With the music came the artists. Legendary rock posters and their color saturated images announced concerts at the Fillmore Auditorium, Avalon Ballroom and other city venues. Artists Rick Griffin, Alton Kelley, Victor Moscosco, Stanley Mouse and Wes Wilson’s distorted hand lettering and vibrating colors, an aesthetic style borrowed from the American West, the Victorian era and Far Eastern cultures, created a visual vocabulary for the new psychedelic movement.

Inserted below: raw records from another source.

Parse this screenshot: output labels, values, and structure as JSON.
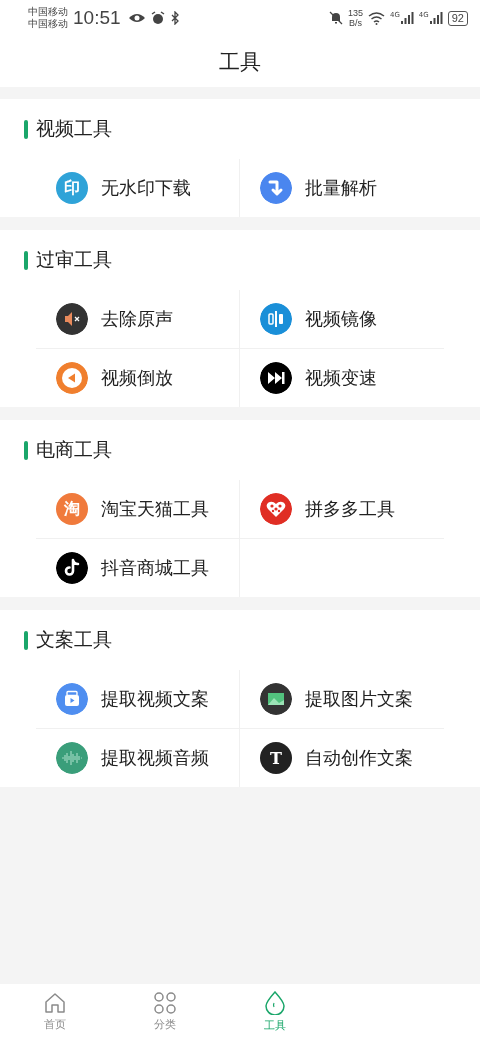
{
  "status_bar": {
    "carriers": [
      "中国移动",
      "中国移动"
    ],
    "time": "10:51",
    "net_speed": "135",
    "net_unit": "B/s",
    "network_labels": [
      "4G",
      "4G"
    ],
    "battery": "92"
  },
  "header": {
    "title": "工具"
  },
  "sections": [
    {
      "title": "视频工具",
      "tools": [
        {
          "label": "无水印下载",
          "kind": "watermark",
          "glyph": "印"
        },
        {
          "label": "批量解析",
          "kind": "batch"
        }
      ]
    },
    {
      "title": "过审工具",
      "tools": [
        {
          "label": "去除原声",
          "kind": "mute"
        },
        {
          "label": "视频镜像",
          "kind": "mirror"
        },
        {
          "label": "视频倒放",
          "kind": "reverse"
        },
        {
          "label": "视频变速",
          "kind": "speed"
        }
      ]
    },
    {
      "title": "电商工具",
      "tools": [
        {
          "label": "淘宝天猫工具",
          "kind": "taobao",
          "glyph": "淘"
        },
        {
          "label": "拼多多工具",
          "kind": "pdd"
        },
        {
          "label": "抖音商城工具",
          "kind": "douyin"
        }
      ]
    },
    {
      "title": "文案工具",
      "tools": [
        {
          "label": "提取视频文案",
          "kind": "video-text"
        },
        {
          "label": "提取图片文案",
          "kind": "image-text"
        },
        {
          "label": "提取视频音频",
          "kind": "audio"
        },
        {
          "label": "自动创作文案",
          "kind": "write",
          "glyph": "T"
        }
      ]
    }
  ],
  "tab_bar": [
    {
      "label": "首页",
      "kind": "home",
      "selected": false
    },
    {
      "label": "分类",
      "kind": "grid",
      "selected": false
    },
    {
      "label": "工具",
      "kind": "drop",
      "selected": true
    }
  ]
}
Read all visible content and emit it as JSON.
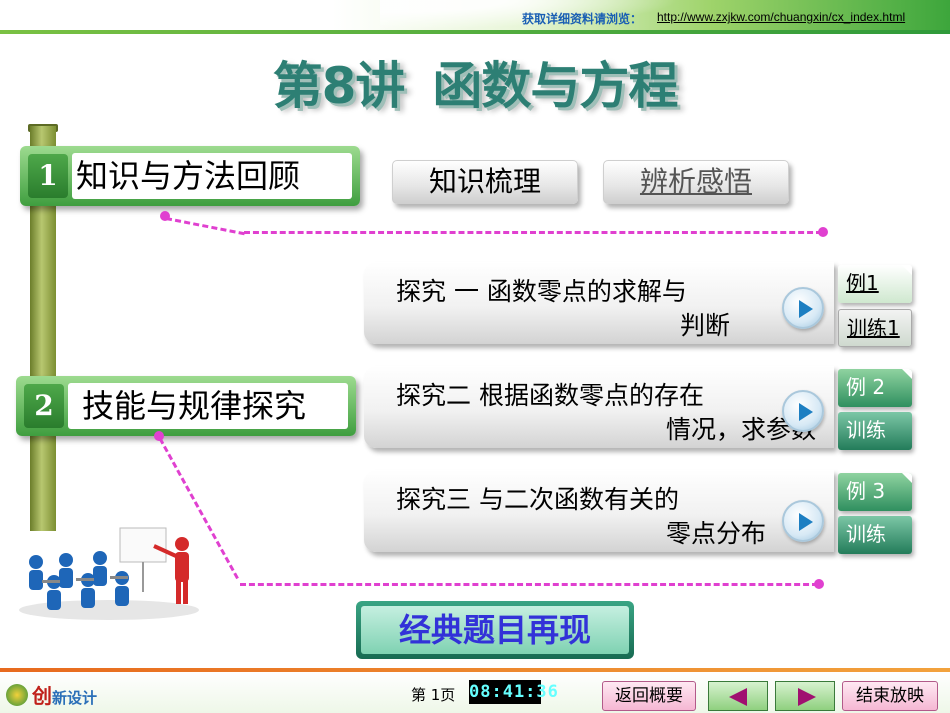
{
  "header": {
    "source_label": "获取详细资料请浏览：",
    "source_url": "http://www.zxjkw.com/chuangxin/cx_index.html"
  },
  "title": {
    "lesson": "第8讲",
    "topic": "函数与方程"
  },
  "sections": [
    {
      "number": "1",
      "label": "知识与方法回顾"
    },
    {
      "number": "2",
      "label": "技能与规律探究"
    }
  ],
  "tabs": [
    {
      "label": "知识梳理"
    },
    {
      "label": "辨析感悟"
    }
  ],
  "inquiries": [
    {
      "line1": "探究 一    函数零点的求解与",
      "line2": "判断"
    },
    {
      "line1": "探究二    根据函数零点的存在",
      "line2": "情况，求参数"
    },
    {
      "line1": "探究三    与二次函数有关的",
      "line2": "零点分布"
    }
  ],
  "tags": [
    {
      "label": "例1"
    },
    {
      "label": "训练1"
    },
    {
      "label": "例 2"
    },
    {
      "label": "训练"
    },
    {
      "label": "例 3"
    },
    {
      "label": "训练"
    }
  ],
  "classic_button": "经典题目再现",
  "footer": {
    "logo_main": "创",
    "logo_sub": "新设计",
    "page_number": "第 1页",
    "clock": "08:41:36",
    "back_label": "返回概要",
    "end_label": "结束放映"
  },
  "colors": {
    "title": "#2d7f74",
    "section_green": "#3f9e3f",
    "dash_magenta": "#e040d0",
    "classic_text": "#3232d8"
  }
}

This exhibition opens with the Trips Festival of 1966, the first meaningful gathering of counterculture figures, co-organized by American writers Stewart Brand and Ken Kesey, an experience complete with liquid light, slide shows, film projections and electronic sounds providing the influence and context for what came next. Haight-Ashbury and Golden Gate Park were sites of pivotal gatherings such as the first Human Be-in of January 1967 and groundbreaking street theater by the Diggers. Ruth-Marion Baruch, Herb Greene, Jim Marshall, Elaine Mayes and Leland Rice documented these social movements in their photographs. But don’t worry if you weren’t there for the be-ins, the miniskirts, the music and the head shops, because this exhibit has an immersive light show experience. Travel back to groovier times with multisensory liquid and multimedia light shows by Ham and Van Meter, similar to the light shows that were projected over musicians and concertgoers alike. The Summer of Love Experience lets us all participate in an era when art and activism intersected to form a movement whose influence can still be felt today.